Segment Open

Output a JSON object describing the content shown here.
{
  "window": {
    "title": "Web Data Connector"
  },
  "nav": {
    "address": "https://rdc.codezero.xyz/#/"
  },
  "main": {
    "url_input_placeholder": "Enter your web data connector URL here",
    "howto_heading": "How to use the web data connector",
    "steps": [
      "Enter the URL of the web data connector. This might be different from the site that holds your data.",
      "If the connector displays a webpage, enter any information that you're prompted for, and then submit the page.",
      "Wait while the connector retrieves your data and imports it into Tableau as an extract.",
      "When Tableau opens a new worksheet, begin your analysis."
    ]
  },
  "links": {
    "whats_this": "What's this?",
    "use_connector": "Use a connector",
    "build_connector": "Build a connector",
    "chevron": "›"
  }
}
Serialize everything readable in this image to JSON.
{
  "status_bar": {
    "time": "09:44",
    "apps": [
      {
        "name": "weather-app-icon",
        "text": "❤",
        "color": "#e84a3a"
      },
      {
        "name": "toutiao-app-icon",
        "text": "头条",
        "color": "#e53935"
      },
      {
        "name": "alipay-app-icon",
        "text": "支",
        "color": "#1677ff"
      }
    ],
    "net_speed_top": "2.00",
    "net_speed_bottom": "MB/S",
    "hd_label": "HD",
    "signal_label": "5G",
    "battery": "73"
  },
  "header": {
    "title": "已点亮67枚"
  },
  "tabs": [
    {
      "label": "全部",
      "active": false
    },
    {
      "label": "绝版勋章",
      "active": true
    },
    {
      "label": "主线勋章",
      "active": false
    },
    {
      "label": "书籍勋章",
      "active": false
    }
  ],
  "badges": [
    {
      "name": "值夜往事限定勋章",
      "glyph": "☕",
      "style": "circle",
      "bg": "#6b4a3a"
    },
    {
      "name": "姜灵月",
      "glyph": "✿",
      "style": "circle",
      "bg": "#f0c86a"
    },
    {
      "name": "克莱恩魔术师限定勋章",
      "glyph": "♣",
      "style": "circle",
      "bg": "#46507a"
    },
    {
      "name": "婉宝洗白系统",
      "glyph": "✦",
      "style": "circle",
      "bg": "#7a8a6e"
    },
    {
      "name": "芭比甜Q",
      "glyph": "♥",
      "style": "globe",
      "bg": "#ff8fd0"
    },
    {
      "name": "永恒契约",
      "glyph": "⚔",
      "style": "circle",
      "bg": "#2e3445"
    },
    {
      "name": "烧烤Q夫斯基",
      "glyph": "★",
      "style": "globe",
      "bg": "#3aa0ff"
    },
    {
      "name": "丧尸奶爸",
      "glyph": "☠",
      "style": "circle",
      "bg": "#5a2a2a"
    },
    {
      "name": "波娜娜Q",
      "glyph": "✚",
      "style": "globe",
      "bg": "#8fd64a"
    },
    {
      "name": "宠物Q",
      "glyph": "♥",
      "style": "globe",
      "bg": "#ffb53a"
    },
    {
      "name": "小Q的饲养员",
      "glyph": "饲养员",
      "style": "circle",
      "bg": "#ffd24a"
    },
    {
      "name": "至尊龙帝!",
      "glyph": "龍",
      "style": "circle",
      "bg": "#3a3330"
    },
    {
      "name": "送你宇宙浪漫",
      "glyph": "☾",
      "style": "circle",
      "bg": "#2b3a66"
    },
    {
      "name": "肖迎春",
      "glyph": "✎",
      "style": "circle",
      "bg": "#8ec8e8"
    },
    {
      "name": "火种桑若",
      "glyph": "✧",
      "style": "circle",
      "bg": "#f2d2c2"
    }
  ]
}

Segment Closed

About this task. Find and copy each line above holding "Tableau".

Solution below.
      "Wait while the connector retrieves your data and imports it into Tableau as an extract.",
      "When Tableau opens a new worksheet, begin your analysis."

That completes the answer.